A lesson for AIG
A $79 camera and a $60 helium balloon, allowed these four teenage students to take these pictures while 20 miles above the Earth!
'We also have learned that in practice things are not so simple and in the field problems appear that a textbook can't help you with."
So why didn't AIG models work?
They had the "dark side of the moon" structured products, that the customers understood that they didn't!
Thus AIG, became the supplier of "smoke and mirrors" to banks and institutions who were not earning their money by traditional banking models or needed a cover for their losses. AIG's payment of bonuses was just another "hush money payment" for those on the other side who knew the parties who bought equity with swaps for their failed profitability models.
It was just a salad bar of window dressing for firms that needed their losses covered up.

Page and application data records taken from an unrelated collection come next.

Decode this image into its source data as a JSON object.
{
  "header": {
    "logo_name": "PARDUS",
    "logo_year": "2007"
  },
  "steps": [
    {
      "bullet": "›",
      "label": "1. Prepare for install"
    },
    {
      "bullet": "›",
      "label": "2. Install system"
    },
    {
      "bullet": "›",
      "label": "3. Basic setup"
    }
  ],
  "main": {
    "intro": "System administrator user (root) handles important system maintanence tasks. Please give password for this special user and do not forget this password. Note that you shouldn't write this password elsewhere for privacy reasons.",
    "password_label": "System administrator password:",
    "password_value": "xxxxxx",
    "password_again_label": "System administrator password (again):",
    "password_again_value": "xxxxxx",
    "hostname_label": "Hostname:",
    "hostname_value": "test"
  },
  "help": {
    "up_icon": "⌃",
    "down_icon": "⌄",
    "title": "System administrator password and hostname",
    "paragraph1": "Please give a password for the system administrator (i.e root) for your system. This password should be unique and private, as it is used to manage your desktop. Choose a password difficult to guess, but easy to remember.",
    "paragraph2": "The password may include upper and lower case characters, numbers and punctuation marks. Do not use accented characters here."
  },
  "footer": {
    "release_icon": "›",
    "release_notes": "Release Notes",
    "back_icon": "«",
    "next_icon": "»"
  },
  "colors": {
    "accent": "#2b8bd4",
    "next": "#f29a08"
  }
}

AIG was just the macrocosm of the Madoff microcosm but the government couldn't pierce enough hallways to get down into the main room where the fraud was perpetuated, nor did they understand it, so they backed up their contracts, and bailed out the banks, on the premise that the insurance policy holders would of taken these losses! All in the name of "systemic!"

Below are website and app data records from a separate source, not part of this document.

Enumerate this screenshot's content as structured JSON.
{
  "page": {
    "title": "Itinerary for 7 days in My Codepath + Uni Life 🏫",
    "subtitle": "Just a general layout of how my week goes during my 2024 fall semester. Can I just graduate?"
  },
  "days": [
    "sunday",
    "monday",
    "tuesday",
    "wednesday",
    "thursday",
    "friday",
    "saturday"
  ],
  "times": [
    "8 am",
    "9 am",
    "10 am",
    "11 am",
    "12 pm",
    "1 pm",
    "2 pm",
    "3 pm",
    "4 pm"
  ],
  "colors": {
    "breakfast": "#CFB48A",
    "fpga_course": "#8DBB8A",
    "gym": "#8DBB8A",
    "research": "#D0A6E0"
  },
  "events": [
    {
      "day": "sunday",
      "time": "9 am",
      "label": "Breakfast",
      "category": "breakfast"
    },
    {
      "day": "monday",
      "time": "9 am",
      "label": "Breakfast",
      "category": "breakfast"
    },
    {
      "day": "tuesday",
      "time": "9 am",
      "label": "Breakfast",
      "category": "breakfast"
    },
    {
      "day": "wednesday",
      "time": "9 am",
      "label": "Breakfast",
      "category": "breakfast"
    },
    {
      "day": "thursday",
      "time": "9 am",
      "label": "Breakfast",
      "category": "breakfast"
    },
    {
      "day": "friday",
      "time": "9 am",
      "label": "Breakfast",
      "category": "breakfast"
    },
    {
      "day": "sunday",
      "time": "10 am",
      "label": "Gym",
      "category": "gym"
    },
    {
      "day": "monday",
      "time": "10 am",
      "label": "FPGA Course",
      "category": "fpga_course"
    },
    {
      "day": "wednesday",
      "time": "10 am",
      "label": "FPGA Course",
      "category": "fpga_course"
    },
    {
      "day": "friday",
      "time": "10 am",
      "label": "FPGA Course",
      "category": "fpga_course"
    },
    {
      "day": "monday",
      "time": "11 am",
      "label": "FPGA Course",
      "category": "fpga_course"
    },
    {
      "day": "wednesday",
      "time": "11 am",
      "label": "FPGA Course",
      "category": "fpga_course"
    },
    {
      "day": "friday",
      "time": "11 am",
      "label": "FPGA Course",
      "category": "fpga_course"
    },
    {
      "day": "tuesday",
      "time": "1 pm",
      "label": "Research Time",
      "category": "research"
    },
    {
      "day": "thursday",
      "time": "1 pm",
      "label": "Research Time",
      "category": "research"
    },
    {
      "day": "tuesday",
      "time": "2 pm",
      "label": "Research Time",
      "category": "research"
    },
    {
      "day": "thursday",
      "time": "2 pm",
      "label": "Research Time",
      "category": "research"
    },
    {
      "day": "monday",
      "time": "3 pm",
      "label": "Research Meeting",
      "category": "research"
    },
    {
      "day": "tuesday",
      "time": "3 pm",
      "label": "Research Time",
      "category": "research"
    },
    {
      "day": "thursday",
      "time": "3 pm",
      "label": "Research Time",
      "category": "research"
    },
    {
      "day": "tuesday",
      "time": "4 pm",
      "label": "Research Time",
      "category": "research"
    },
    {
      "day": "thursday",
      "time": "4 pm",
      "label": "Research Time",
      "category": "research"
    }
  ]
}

AIG thought they were Google Earth, while the buyers of products from AIG were like the above kids. They knew what the real story was, and they didn't need AIG's algorithms to tell them otherwise!
Why else do the bonuses accrue to those that sold that which caused the losses? Shouldn't the bonuses accrue to those that conned AIG into selling these swaps?
Or is their a different reason for bonus? Andrew Ross Sorkin of the NY Times surmises:
A.I.G. employees concocted complex derivatives that then wormed their way through the global financial system. If they leave — the buzz on Wall Street is that some have, and more are ready to — they might simply turn around and trade against A.I.G.’s book. Why not? They know how bad it is. They built it.
Now they are going to "rat out" the Godfather? Is there any depth that these storytellers won't sink to?
In the above "Dark side of the moon" thesis we have this rather awkward conclusion:
Most popular structured products, however, do not follow this rational guideline, but instead use behavioral factors, like loss-aversion or probability mis-estimation to be attractive in the eyes of potential investors. In particular we could show that the currently most popular products clearly cannot be explained even within the framework of prospect theory, but only when taking into account probability mis-estimation. Thus we come to the conclusion that by and large the market for structured products, which is a huge business for banks, offers a utility gain for investors which is most likely only an illusion.
The dark side of the moon, is the far side. But the problems at AIG?
They emanated from the inside!
When will that story come out?
Start with London!
Posted by Palmoni at 7:35 AM